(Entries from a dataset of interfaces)
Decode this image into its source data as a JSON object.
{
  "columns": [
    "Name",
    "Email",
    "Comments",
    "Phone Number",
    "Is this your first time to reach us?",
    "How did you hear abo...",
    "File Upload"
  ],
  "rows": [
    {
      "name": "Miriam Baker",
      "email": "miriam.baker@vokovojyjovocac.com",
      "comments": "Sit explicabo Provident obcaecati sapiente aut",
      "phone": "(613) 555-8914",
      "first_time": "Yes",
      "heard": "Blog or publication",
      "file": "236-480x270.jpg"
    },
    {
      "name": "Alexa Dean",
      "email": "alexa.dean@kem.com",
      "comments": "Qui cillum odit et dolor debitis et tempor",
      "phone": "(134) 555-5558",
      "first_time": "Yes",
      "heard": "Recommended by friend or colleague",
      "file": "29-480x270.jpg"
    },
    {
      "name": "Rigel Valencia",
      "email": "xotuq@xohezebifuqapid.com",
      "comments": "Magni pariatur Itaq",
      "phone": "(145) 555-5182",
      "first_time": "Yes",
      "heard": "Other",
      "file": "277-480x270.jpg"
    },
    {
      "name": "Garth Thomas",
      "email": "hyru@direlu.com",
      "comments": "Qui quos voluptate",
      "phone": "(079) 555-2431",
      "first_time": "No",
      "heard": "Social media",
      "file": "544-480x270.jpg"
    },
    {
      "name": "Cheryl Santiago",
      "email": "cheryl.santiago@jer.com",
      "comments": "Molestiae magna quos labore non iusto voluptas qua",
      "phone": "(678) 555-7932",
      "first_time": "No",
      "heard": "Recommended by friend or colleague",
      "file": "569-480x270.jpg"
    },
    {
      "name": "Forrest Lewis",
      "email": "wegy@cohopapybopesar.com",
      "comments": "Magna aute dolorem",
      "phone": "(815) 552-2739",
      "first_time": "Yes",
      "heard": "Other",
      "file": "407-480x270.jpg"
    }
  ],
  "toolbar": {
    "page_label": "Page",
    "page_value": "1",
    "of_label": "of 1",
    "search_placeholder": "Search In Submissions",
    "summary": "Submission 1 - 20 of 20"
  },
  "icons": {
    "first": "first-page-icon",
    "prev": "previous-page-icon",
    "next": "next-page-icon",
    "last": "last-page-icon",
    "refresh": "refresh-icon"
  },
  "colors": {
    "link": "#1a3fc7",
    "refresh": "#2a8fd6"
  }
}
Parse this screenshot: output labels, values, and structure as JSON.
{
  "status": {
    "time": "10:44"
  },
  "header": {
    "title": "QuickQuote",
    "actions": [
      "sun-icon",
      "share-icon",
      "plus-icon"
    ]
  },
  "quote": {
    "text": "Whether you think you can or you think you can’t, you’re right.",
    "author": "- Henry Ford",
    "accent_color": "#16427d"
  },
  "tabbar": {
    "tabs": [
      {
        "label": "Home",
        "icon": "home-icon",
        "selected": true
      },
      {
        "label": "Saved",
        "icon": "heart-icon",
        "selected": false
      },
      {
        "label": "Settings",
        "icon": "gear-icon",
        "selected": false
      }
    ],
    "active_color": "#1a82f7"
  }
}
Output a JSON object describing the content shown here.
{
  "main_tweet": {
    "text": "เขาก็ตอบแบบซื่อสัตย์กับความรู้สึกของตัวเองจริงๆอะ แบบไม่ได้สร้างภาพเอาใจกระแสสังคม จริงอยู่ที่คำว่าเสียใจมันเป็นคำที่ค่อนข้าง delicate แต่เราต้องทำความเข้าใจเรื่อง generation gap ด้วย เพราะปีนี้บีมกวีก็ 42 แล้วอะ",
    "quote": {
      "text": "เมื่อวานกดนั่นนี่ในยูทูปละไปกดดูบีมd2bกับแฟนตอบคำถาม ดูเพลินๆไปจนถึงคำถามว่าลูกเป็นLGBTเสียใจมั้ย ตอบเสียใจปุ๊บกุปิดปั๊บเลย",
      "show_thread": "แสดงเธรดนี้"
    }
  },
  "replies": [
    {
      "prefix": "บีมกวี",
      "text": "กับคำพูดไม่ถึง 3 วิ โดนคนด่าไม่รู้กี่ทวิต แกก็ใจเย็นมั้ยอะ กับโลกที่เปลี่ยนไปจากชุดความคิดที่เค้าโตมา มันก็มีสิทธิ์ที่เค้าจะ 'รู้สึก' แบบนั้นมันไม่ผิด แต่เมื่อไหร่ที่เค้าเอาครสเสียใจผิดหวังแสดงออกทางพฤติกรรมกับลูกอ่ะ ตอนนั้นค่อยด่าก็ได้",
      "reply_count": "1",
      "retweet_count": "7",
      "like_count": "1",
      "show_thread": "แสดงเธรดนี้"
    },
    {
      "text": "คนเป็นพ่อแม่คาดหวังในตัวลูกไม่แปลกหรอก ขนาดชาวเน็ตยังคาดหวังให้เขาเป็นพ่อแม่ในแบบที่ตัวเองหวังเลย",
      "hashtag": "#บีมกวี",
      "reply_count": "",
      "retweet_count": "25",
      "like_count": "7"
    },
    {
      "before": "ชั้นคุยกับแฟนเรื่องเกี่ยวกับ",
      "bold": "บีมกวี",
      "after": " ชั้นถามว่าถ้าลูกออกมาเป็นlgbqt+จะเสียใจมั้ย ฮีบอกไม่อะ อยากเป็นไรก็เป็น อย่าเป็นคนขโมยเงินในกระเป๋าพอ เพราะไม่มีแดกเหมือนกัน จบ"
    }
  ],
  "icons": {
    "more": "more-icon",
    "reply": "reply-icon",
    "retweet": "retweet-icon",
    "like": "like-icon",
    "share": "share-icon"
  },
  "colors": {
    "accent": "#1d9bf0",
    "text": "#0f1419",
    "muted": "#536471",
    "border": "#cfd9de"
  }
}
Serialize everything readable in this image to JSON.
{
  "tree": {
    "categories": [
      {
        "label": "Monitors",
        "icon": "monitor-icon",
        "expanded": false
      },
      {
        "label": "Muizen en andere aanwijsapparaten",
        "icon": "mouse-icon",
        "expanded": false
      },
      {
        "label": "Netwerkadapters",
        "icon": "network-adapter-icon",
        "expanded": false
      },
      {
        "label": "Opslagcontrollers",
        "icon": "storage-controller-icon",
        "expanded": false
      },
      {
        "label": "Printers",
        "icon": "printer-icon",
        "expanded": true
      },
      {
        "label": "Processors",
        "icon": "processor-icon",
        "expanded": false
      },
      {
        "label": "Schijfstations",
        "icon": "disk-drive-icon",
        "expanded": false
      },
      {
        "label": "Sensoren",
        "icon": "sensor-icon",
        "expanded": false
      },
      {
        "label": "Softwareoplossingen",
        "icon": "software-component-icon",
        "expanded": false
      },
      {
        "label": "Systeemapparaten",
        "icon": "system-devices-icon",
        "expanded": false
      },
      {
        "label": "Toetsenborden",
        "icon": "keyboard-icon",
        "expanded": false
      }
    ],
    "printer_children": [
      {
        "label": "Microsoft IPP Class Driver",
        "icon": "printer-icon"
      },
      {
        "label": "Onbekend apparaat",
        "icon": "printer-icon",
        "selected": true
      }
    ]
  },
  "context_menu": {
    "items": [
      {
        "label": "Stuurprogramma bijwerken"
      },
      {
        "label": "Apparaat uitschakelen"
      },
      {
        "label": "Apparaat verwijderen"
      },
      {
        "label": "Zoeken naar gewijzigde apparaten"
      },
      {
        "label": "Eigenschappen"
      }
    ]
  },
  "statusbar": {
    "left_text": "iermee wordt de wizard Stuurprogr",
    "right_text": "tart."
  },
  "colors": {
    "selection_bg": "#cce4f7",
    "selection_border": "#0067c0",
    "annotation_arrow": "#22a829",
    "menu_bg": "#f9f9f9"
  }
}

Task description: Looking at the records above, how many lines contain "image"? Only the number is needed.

Solution to this task: 2